This was a short chapter, much shorter than I had intended. However, when I wrote the last words, “I would like you to marry my sister,” I needed a way to convey the shock of this, and in less than a minute I decided that the best way to do this would be to end the chapter here.
I couldn’t decide whether to do the engineering discussion or the legal discussion first, but since I saw the problems arising in the latter I decided to move forward with engineering.
I decided that the language link failed mostly because I didn’t want it to succeed constantly, particularly considering that both of them were fairly new at it.
When I was setting up the HTML page for publication for this chapter, I realized that the next chapter, Brown 201, had the wrong number–the digits had been transposed to 210. What was worse is that the error was copied both to my outline notes of the book and to the behind-the-writings document from which these posts are produced, and then followed, every chapter nine places higher than it should have been.
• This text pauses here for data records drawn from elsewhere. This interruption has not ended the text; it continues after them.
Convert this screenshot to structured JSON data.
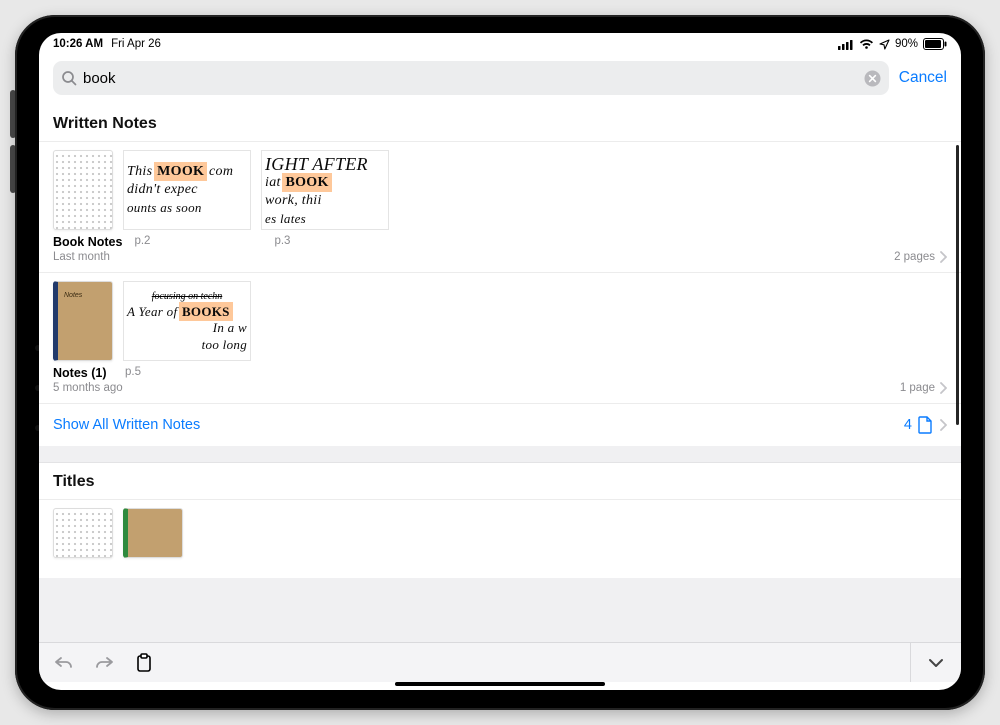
{
  "status": {
    "time": "10:26 AM",
    "date": "Fri Apr 26",
    "battery": "90%"
  },
  "search": {
    "value": "book",
    "cancel": "Cancel"
  },
  "sections": {
    "written": {
      "header": "Written Notes",
      "results": [
        {
          "title": "Book Notes",
          "time": "Last month",
          "page_count": "2 pages",
          "previews": [
            {
              "page_label": "p.2",
              "lines": {
                "l1a": "This ",
                "hl": "MOOK",
                "l1b": " com",
                "l2": "didn't expec",
                "l3": "ounts as soon"
              }
            },
            {
              "page_label": "p.3",
              "lines": {
                "l1": "ight after",
                "l2a": "iat ",
                "hl": "BOOK",
                "l3": "work, thii",
                "l4": "es lates"
              }
            }
          ]
        },
        {
          "title": "Notes (1)",
          "time": "5 months ago",
          "page_count": "1 page",
          "previews": [
            {
              "page_label": "p.5",
              "top": "focusing on techn",
              "lines": {
                "l1a": "A Year of ",
                "hl": "Books",
                "l2": "In a w",
                "l3": "too long"
              }
            }
          ]
        }
      ],
      "show_all": {
        "label": "Show All Written Notes",
        "count": "4"
      }
    },
    "titles": {
      "header": "Titles"
    }
  }
}
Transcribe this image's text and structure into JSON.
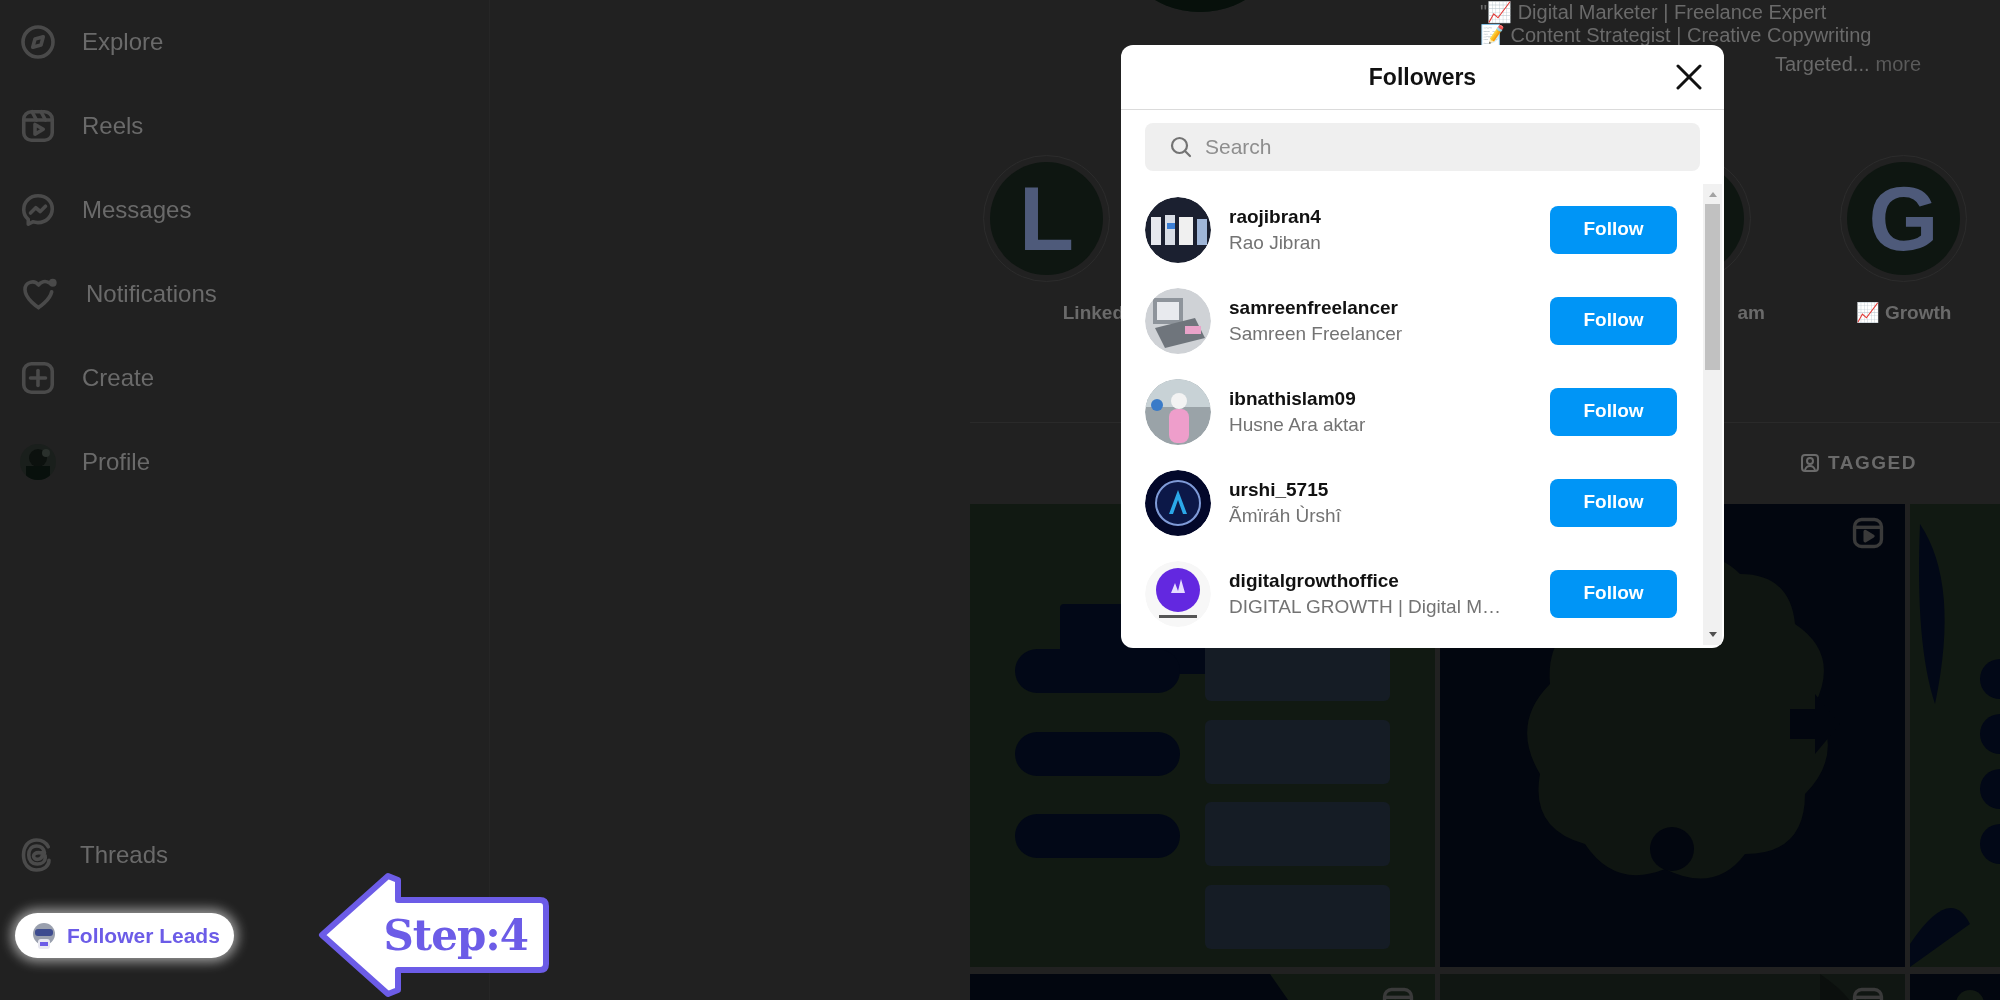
{
  "sidebar": {
    "items": [
      {
        "label": "Explore"
      },
      {
        "label": "Reels"
      },
      {
        "label": "Messages"
      },
      {
        "label": "Notifications"
      },
      {
        "label": "Create"
      },
      {
        "label": "Profile"
      }
    ],
    "bottom_items": [
      {
        "label": "Threads"
      }
    ]
  },
  "profile": {
    "bio_lines": [
      "\"📈 Digital Marketer | Freelance Expert",
      "📝 Content Strategist | Creative Copywriting",
      "Targeted..."
    ],
    "more_link": "more",
    "highlights": [
      {
        "label": "Linked",
        "letter": "L"
      },
      {
        "label": "am"
      },
      {
        "label": "📈 Growth",
        "letter": "G"
      }
    ],
    "tabs": [
      {
        "label": "TAGGED"
      }
    ]
  },
  "modal": {
    "title": "Followers",
    "search": {
      "placeholder": "Search"
    },
    "followers": [
      {
        "username": "raojibran4",
        "name": "Rao Jibran",
        "button": "Follow"
      },
      {
        "username": "samreenfreelancer",
        "name": "Samreen Freelancer",
        "button": "Follow"
      },
      {
        "username": "ibnathislam09",
        "name": "Husne Ara aktar",
        "button": "Follow"
      },
      {
        "username": "urshi_5715",
        "name": "Ãmïráh Ùrshî",
        "button": "Follow"
      },
      {
        "username": "digitalgrowthoffice",
        "name": "DIGITAL GROWTH | Digital M…",
        "button": "Follow"
      }
    ]
  },
  "extension_button": {
    "label": "Follower Leads"
  },
  "annotation": {
    "label": "Step:4"
  }
}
That was forty-five chapter numbers that had to be corrected individually in three different places. At least, though, I caught it before I had done images for them.
I needed Derek and Vashti to learn what they needed to know at a swift but credible pace, and I needed to make it happen without it becoming boring reading. Eventually I’m going to have to create a problem, probably an intercept course with a comet or other huge ice ball, but I’m going to want Derek and Vashti to be able to handle it when it comes, so I need to get them trained first.
I had a number of things to deal with, and decided to stretch the time a bit by having Mohammed try to persuade Kondor to come meet Leah and instead he insists that she must come to him. I had thought briefly that perhaps he brought her with him, but decided that was not the way he would have done it, so there will be a delay while he goes to get her.
I need to pick an amirate for Mohammed, who will be the recently installed Amir there. I’m thinking southwest, but that’s terribly convenient; the problem is all the others are north of the Capital, and would take a longer time to reach. That’s not necessarily bad, but I’m not sure how to stretch it at Kondor’s end.
I had been trying to construct a conversation here, and it wasn’t working. At one point I had imagined the professor saying something like “but you’re not parakeet; you’re not even avian”, but I couldn’t make that make sense. That is, in our world we might say “You’re not human; you’re not even hominid” or maybe “primate”, but we wouldn’t say “mammalian” even if that were the case. In the end I’m not sure whether I conveyed the “legal nuances”, but I think I got the problem across.
This was going to be a Brown chapter, but I wasn’t sure what to write. Then as I thought about it I decided that I left Derek and Vashti in a routine, and giving them a bit more time before the next chapter would make it feel like they had continued working that way for a while. Besides, I knew exactly where the Kondor chapter began and a lot of what it contained, and people would be waiting for it, so I decided to go for it.
The idea of telling the prospective in-laws about the verse had occurred to me already, but the idea of having Zeke suggest it was new.
This has been the first behind-the-writings look at In Verse Proportion. If there is interest and continued support from readers we will endeavor to continue with more behind-the-writings posts for it and another novel.